Join us for a breakfast with the founder and CEO of Facesoft, one of the most advanced facial recognition companies in the world, to learn about where we are with the technology. What is technologically possible? What might be possible in the future? And what are the use cases?
Adrian Weller & Zoë Webster in conversation with Tabitha Goldstaub
Explainable AI (XAI) is often touted as the solution to our uneasiness about AI. Unlike ‘black box’ machine learning (where even the designers cannot explain why decisions have been reached) its actions can be easily understood – and therefore trusted – by humans.
What should we really be striving for in this area and how likely are we to be able to achieve it? Is there an inevitable trade-off between the power of AI and its transparency? Hear what our panel of experts have to say on these critical questions in the debate around AI and society.
Today’s unprecedented pace of change leaves many people wondering what new technologies are doing to our lives. Has social media robbed us of our privacy and fed us with false information? Will we all be terrorised by autonomous drones that can identify and kill us, one by one? And has our demand for energy driven the Earth’s climate to the edge of catastrophe?
In his latest book, John Browne argues that we need not and must not put the brakes on technological advance. Civilisation is founded on engineering innovation; all progress stems from the human urge to make things and to shape the world around us, resulting in greater freedom, health and wealth for all. He argues compellingly that the same spark that triggers each innovation can be used to counter its negative consequences.
Founder, Executive Chairman, XPRIZE Foundation
Executive Founder and Director, Singularity University
Peter is the Founder & Executive Chairman of the XPRIZE Foundation, which leads the world in designing and operating large-scale incentive competitions. He is also the Executive Founder and Director of Singularity University, a global learning and innovation community using exponential technologies to tackle the world’s biggest challenges and build a better future for all.
As an entrepreneur, Peter has started over 20 companies in the areas of longevity, space, venture capital, and education. He is also co-founder of BOLD Capital Partners, a venture fund with $250M investing in exponential technologies.
A New York Times bestselling author of two books, Abundance & BOLD, he earned degrees in Molecular Genetics and Aerospace Engineering from MIT and holds an M.D. from Harvard Medical School.
Fortune Magazine recently named Peter Diamandis as one of the World’s 50 Greatest Leaders.
War in 140 Characters: How social media is reshaping conflict in the twenty-first century

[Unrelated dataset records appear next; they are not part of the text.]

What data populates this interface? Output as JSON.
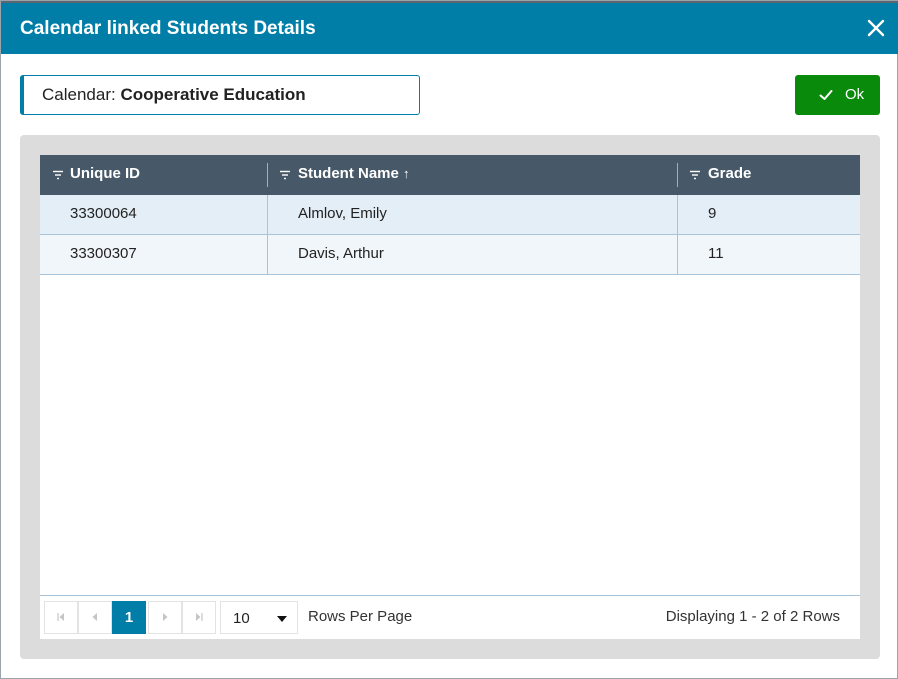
{
  "dialog": {
    "title": "Calendar linked Students Details",
    "close_icon": "close-icon"
  },
  "calendar": {
    "label": "Calendar:",
    "value": "Cooperative Education"
  },
  "ok_button": {
    "label": "Ok",
    "icon": "check-icon"
  },
  "grid": {
    "columns": [
      {
        "label": "Unique ID",
        "filter_icon": "filter-icon"
      },
      {
        "label": "Student Name",
        "filter_icon": "filter-icon",
        "sort": "↑"
      },
      {
        "label": "Grade",
        "filter_icon": "filter-icon"
      }
    ],
    "rows": [
      {
        "unique_id": "33300064",
        "student_name": "Almlov, Emily",
        "grade": "9"
      },
      {
        "unique_id": "33300307",
        "student_name": "Davis, Arthur",
        "grade": "11"
      }
    ]
  },
  "pager": {
    "current_page": "1",
    "page_size": "10",
    "rows_per_page_label": "Rows Per Page",
    "display_info": "Displaying 1 - 2 of 2 Rows",
    "first_icon": "first-page-icon",
    "prev_icon": "prev-page-icon",
    "next_icon": "next-page-icon",
    "last_icon": "last-page-icon"
  },
  "colors": {
    "titlebar": "#007ea7",
    "ok_button": "#0a8a0a",
    "grid_header": "#475968"
  }
}
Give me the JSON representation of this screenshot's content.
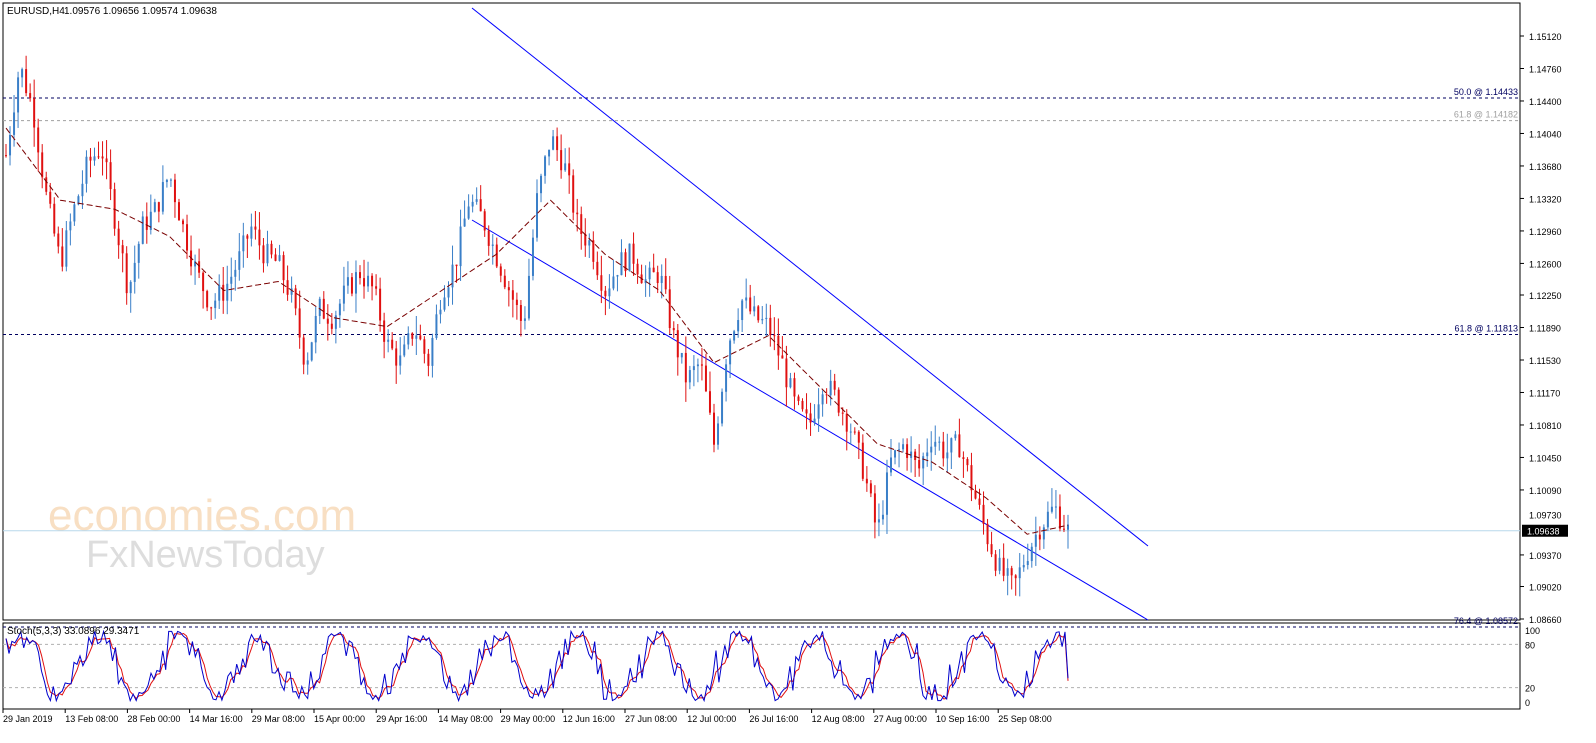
{
  "header": {
    "symbol": "EURUSD,H4",
    "ohlc": "1.09576 1.09656 1.09574 1.09638"
  },
  "watermark": {
    "line1": "economies.com",
    "line2": "FxNewsToday"
  },
  "indicator": {
    "label": "Stoch(5,3,3) 33.0896 29.3471"
  },
  "colors": {
    "bull": "#3a7fc8",
    "bear": "#e01010",
    "ma": "#7a0000",
    "channel": "#0000ff",
    "stoch_main": "#0000cc",
    "stoch_signal": "#e01010",
    "fib_line": "#000060",
    "price_line": "#b8d8ec",
    "price_tag_bg": "#000000"
  },
  "fib_levels": [
    {
      "label": "50.0 @ 1.14433",
      "value": 1.14433,
      "dark": true
    },
    {
      "label": "61.8 @ 1.14182",
      "value": 1.14182,
      "dark": false
    },
    {
      "label": "61.8 @ 1.11813",
      "value": 1.11813,
      "dark": true
    },
    {
      "label": "76.4 @ 1.08572",
      "value": 1.08572,
      "dark": true
    }
  ],
  "price_tags": [
    {
      "text": "1.09730",
      "value": 1.0973,
      "style": "plain"
    },
    {
      "text": "1.09638",
      "value": 1.09638,
      "style": "current"
    }
  ],
  "stoch_axis": [
    "100",
    "80",
    "20",
    "0"
  ],
  "chart_data": {
    "type": "candlestick",
    "timeframe": "H4",
    "ylim": [
      1.0866,
      1.1512
    ],
    "y_ticks": [
      "1.15120",
      "1.14760",
      "1.14400",
      "1.14040",
      "1.13680",
      "1.13320",
      "1.12960",
      "1.12600",
      "1.12250",
      "1.11890",
      "1.11530",
      "1.11170",
      "1.10810",
      "1.10450",
      "1.10090",
      "1.09370",
      "1.09020",
      "1.08660"
    ],
    "x_tick_labels": [
      "29 Jan 2019",
      "13 Feb 08:00",
      "28 Feb 00:00",
      "14 Mar 16:00",
      "29 Mar 08:00",
      "15 Apr 00:00",
      "29 Apr 16:00",
      "14 May 08:00",
      "29 May 00:00",
      "12 Jun 16:00",
      "27 Jun 08:00",
      "12 Jul 00:00",
      "26 Jul 16:00",
      "12 Aug 08:00",
      "27 Aug 00:00",
      "10 Sep 16:00",
      "25 Sep 08:00"
    ],
    "price_anchors": [
      [
        0,
        1.138
      ],
      [
        2,
        1.148
      ],
      [
        4,
        1.143
      ],
      [
        6,
        1.133
      ],
      [
        8,
        1.126
      ],
      [
        10,
        1.132
      ],
      [
        12,
        1.137
      ],
      [
        14,
        1.139
      ],
      [
        16,
        1.131
      ],
      [
        18,
        1.123
      ],
      [
        20,
        1.13
      ],
      [
        22,
        1.132
      ],
      [
        24,
        1.136
      ],
      [
        26,
        1.13
      ],
      [
        28,
        1.125
      ],
      [
        30,
        1.1215
      ],
      [
        32,
        1.123
      ],
      [
        34,
        1.126
      ],
      [
        36,
        1.13
      ],
      [
        38,
        1.127
      ],
      [
        40,
        1.126
      ],
      [
        42,
        1.122
      ],
      [
        44,
        1.115
      ],
      [
        46,
        1.121
      ],
      [
        48,
        1.12
      ],
      [
        50,
        1.123
      ],
      [
        52,
        1.125
      ],
      [
        54,
        1.123
      ],
      [
        56,
        1.117
      ],
      [
        58,
        1.115
      ],
      [
        60,
        1.119
      ],
      [
        62,
        1.115
      ],
      [
        64,
        1.123
      ],
      [
        66,
        1.126
      ],
      [
        68,
        1.133
      ],
      [
        70,
        1.131
      ],
      [
        72,
        1.127
      ],
      [
        74,
        1.123
      ],
      [
        76,
        1.119
      ],
      [
        78,
        1.133
      ],
      [
        80,
        1.14
      ],
      [
        82,
        1.137
      ],
      [
        84,
        1.13
      ],
      [
        86,
        1.128
      ],
      [
        88,
        1.123
      ],
      [
        90,
        1.126
      ],
      [
        92,
        1.127
      ],
      [
        94,
        1.124
      ],
      [
        96,
        1.125
      ],
      [
        98,
        1.118
      ],
      [
        100,
        1.113
      ],
      [
        102,
        1.115
      ],
      [
        104,
        1.106
      ],
      [
        106,
        1.117
      ],
      [
        108,
        1.122
      ],
      [
        110,
        1.12
      ],
      [
        112,
        1.119
      ],
      [
        114,
        1.115
      ],
      [
        116,
        1.11
      ],
      [
        118,
        1.108
      ],
      [
        120,
        1.113
      ],
      [
        122,
        1.111
      ],
      [
        124,
        1.108
      ],
      [
        126,
        1.103
      ],
      [
        128,
        1.096
      ],
      [
        130,
        1.104
      ],
      [
        132,
        1.106
      ],
      [
        134,
        1.103
      ],
      [
        136,
        1.107
      ],
      [
        138,
        1.105
      ],
      [
        140,
        1.106
      ],
      [
        142,
        1.101
      ],
      [
        144,
        1.096
      ],
      [
        146,
        1.092
      ],
      [
        148,
        1.09
      ],
      [
        150,
        1.094
      ],
      [
        152,
        1.097
      ],
      [
        154,
        1.099
      ],
      [
        156,
        1.0964
      ]
    ],
    "moving_average_anchors": [
      [
        0,
        1.141
      ],
      [
        8,
        1.133
      ],
      [
        16,
        1.132
      ],
      [
        24,
        1.129
      ],
      [
        32,
        1.123
      ],
      [
        40,
        1.124
      ],
      [
        48,
        1.12
      ],
      [
        56,
        1.119
      ],
      [
        64,
        1.123
      ],
      [
        72,
        1.127
      ],
      [
        80,
        1.133
      ],
      [
        88,
        1.127
      ],
      [
        96,
        1.123
      ],
      [
        104,
        1.115
      ],
      [
        112,
        1.118
      ],
      [
        120,
        1.112
      ],
      [
        128,
        1.106
      ],
      [
        136,
        1.104
      ],
      [
        144,
        1.1
      ],
      [
        150,
        1.096
      ],
      [
        156,
        1.097
      ]
    ],
    "channel_lines": [
      {
        "from": [
          0,
          1.1512
        ],
        "to": [
          1,
          1.0983
        ]
      },
      {
        "from": [
          0,
          1.1342
        ],
        "to": [
          1,
          1.086
        ]
      }
    ],
    "last_price": 1.09638,
    "stochastic": {
      "main": 33.0896,
      "signal": 29.3471,
      "levels": [
        80,
        20
      ],
      "range": [
        0,
        100
      ]
    }
  }
}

Modern warfare is a war of narratives, where bullets are fired both physically and virtually. Whether you are a president or a terrorist, if you don’t understand how to deploy the power of social media effectively you may win the odd battle but you will lose a twenty-first century war.
David’s book “chronicles the transformation of conflict via social media into an entirely new kind of struggle at home and abroad. It’s a thrilling headlong tide of real-life stories with genuinely profound moments of perception for our time.” (Forbes)
Yuval Noah Harari in conversation with Thomas Friedman
In collaboration with how to: Academy we present two of the greatest thought leaders of the 21st century coming together for an urgent conversation about the future of humanity.
In Sapiens: A Brief History of Humankind, Yuval Noah Harari compressed 70,000 years of history into a single book, arguing that one species rose to dominance over all others because shared beliefs enabled collaboration.
In Homo Deus: A Brief History of Tomorrow, he argued that the centre may be shifting once more, as we transfer our faith in ourselves to the gods of data and the algorithm.
Thomas Friedman has argued that the beginning of this century will be remembered not for conflicts or political events, but for the globalised ‘flattening’ of the world and the explosion of advanced technologies.
The cognitive revolution has already happened. What will our restless and aggressive species do about it?